═══ RECORDS FOR THE EXERCISE ═══

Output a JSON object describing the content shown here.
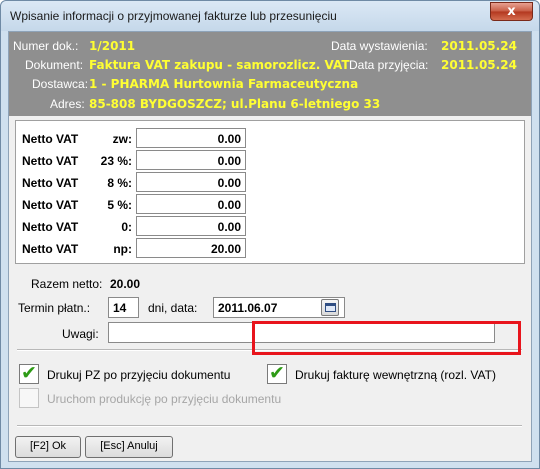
{
  "window": {
    "title": "Wpisanie informacji o przyjmowanej fakturze lub przesunięciu",
    "close_label": "x"
  },
  "header": {
    "doc_no_label": "Numer dok.:",
    "doc_no": "1/2011",
    "issue_date_label": "Data wystawienia:",
    "issue_date": "2011.05.24",
    "document_label": "Dokument:",
    "document": "Faktura VAT zakupu - samorozlicz. VAT",
    "receipt_date_label": "Data przyjęcia:",
    "receipt_date": "2011.05.24",
    "supplier_label": "Dostawca:",
    "supplier": "1 - PHARMA Hurtownia Farmaceutyczna",
    "address_label": "Adres:",
    "address": "85-808 BYDGOSZCZ; ul.Planu 6-letniego 33"
  },
  "vat_rows": [
    {
      "label": "Netto VAT",
      "rate": "zw:",
      "value": "0.00"
    },
    {
      "label": "Netto VAT",
      "rate": "23 %:",
      "value": "0.00"
    },
    {
      "label": "Netto VAT",
      "rate": "8 %:",
      "value": "0.00"
    },
    {
      "label": "Netto VAT",
      "rate": "5 %:",
      "value": "0.00"
    },
    {
      "label": "Netto VAT",
      "rate": "0:",
      "value": "0.00"
    },
    {
      "label": "Netto VAT",
      "rate": "np:",
      "value": "20.00"
    }
  ],
  "totals": {
    "net_label": "Razem netto:",
    "net_value": "20.00"
  },
  "payment": {
    "term_label": "Termin płatn.:",
    "term_days": "14",
    "days_label": "dni, data:",
    "due_date": "2011.06.07"
  },
  "notes": {
    "label": "Uwagi:",
    "value": ""
  },
  "options": {
    "print_pz": "Drukuj PZ po przyjęciu dokumentu",
    "print_internal": "Drukuj fakturę wewnętrzną (rozl. VAT)",
    "start_production": "Uruchom produkcję po przyjęciu dokumentu"
  },
  "buttons": {
    "ok": "[F2] Ok",
    "cancel": "[Esc] Anuluj"
  },
  "colors": {
    "header_bg": "#8f8f8f",
    "header_value": "#ffff33",
    "highlight": "#e8141c",
    "check": "#2e9b16"
  }
}
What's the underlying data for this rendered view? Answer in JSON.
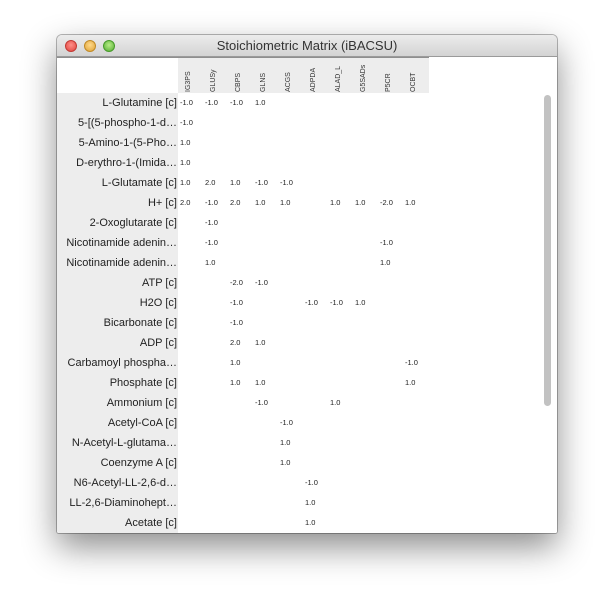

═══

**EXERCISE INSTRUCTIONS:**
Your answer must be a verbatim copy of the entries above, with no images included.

**ANSWER FOR THIS EXERCISE:**
Output a JSON object describing the content shown here.
{
  "window": {
    "title": "Wpisanie informacji o przyjmowanej fakturze lub przesunięciu",
    "close_label": "x"
  },
  "header": {
    "doc_no_label": "Numer dok.:",
    "doc_no": "1/2011",
    "issue_date_label": "Data wystawienia:",
    "issue_date": "2011.05.24",
    "document_label": "Dokument:",
    "document": "Faktura VAT zakupu - samorozlicz. VAT",
    "receipt_date_label": "Data przyjęcia:",
    "receipt_date": "2011.05.24",
    "supplier_label": "Dostawca:",
    "supplier": "1 - PHARMA Hurtownia Farmaceutyczna",
    "address_label": "Adres:",
    "address": "85-808 BYDGOSZCZ; ul.Planu 6-letniego 33"
  },
  "vat_rows": [
    {
      "label": "Netto VAT",
      "rate": "zw:",
      "value": "0.00"
    },
    {
      "label": "Netto VAT",
      "rate": "23 %:",
      "value": "0.00"
    },
    {
      "label": "Netto VAT",
      "rate": "8 %:",
      "value": "0.00"
    },
    {
      "label": "Netto VAT",
      "rate": "5 %:",
      "value": "0.00"
    },
    {
      "label": "Netto VAT",
      "rate": "0:",
      "value": "0.00"
    },
    {
      "label": "Netto VAT",
      "rate": "np:",
      "value": "20.00"
    }
  ],
  "totals": {
    "net_label": "Razem netto:",
    "net_value": "20.00"
  },
  "payment": {
    "term_label": "Termin płatn.:",
    "term_days": "14",
    "days_label": "dni, data:",
    "due_date": "2011.06.07"
  },
  "notes": {
    "label": "Uwagi:",
    "value": ""
  },
  "options": {
    "print_pz": "Drukuj PZ po przyjęciu dokumentu",
    "print_internal": "Drukuj fakturę wewnętrzną (rozl. VAT)",
    "start_production": "Uruchom produkcję po przyjęciu dokumentu"
  },
  "buttons": {
    "ok": "[F2] Ok",
    "cancel": "[Esc] Anuluj"
  },
  "colors": {
    "header_bg": "#8f8f8f",
    "header_value": "#ffff33",
    "highlight": "#e8141c",
    "check": "#2e9b16"
  }
}
What's the underlying data for this rendered view? Answer in JSON.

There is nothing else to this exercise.